More than 30 human genetic diseases are linked to tri-nucleotide repeat expansions. There is no known mechanism that explains repeat expansions in full, but changes in the epigenetic state of the associated locus has been implicated in the disease pathology for a growing number of examples. A comprehensive comparative analysis of the genomic features associated with diverse repeat expansions has been lacking. Here, in an effort to decipher the propensity of repeats to undergo expansion and result in a disease state, we determine the genomic coordinates of tri-nucleotide repeat tracts at base pair resolution and computationally establish epigenetic profiles around them. Using three complementary statistical tests, we reveal that several epigenetic states are enriched around repeats that are associated with disease, even in cells that do not harbor expansion, relative to a carefully stratified background. Analysis of over one hundred cell types reveals that epigenetic states generally tend to vary widely between genic regions and cell types. However, there is qualified consistency in the epigenetic signatures of repeats associated with disease suggesting that changes to the chromatin and the DNA around an expanding repeat locus are likely to be similar. These epigenetic signatures may be exploited further to develop models that could explain the propensity of repeats to undergo expansions.
- DNA methylation
- Genome sequence
- Histone modification
- Short tandem repeat

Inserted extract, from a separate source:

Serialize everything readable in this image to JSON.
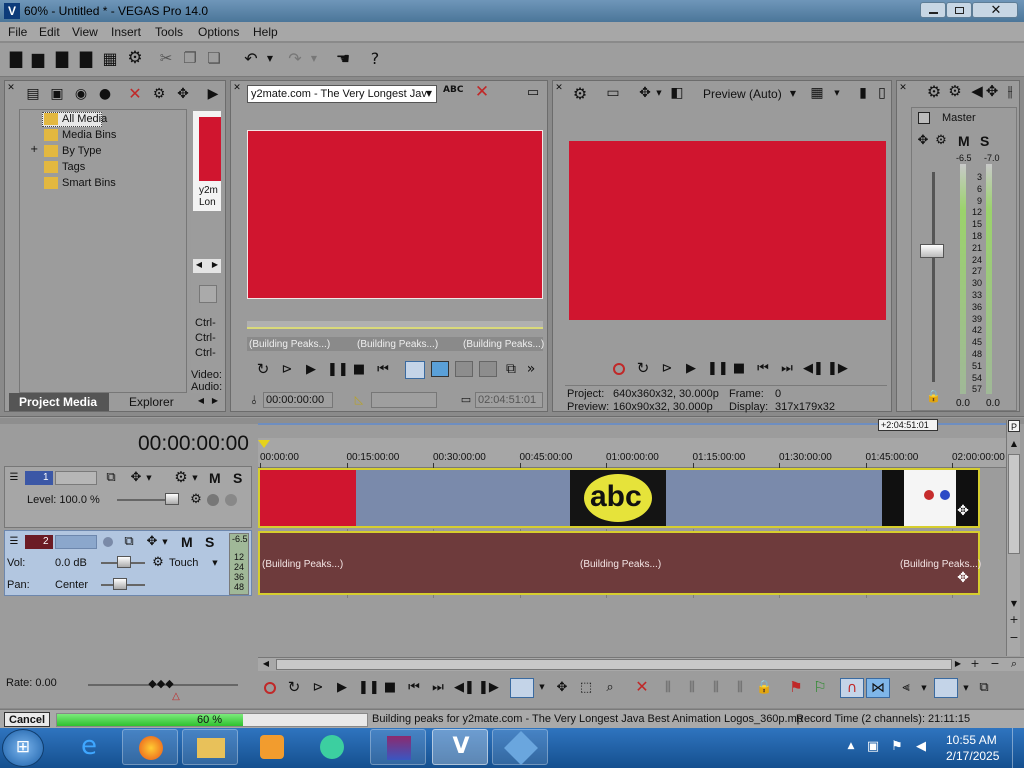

Essebier, A., Wolf, P. V., Cao, M. D., Carroll, B. J., Balasubramanian, S., & Boden, M. (2016). Statistical enrichment of epigenetic states around triplet repeats that can undergo expansions. Frontiers in Neuroscience, 10, 1-12. . https://doi.org/10.3389/fnins.2016.00092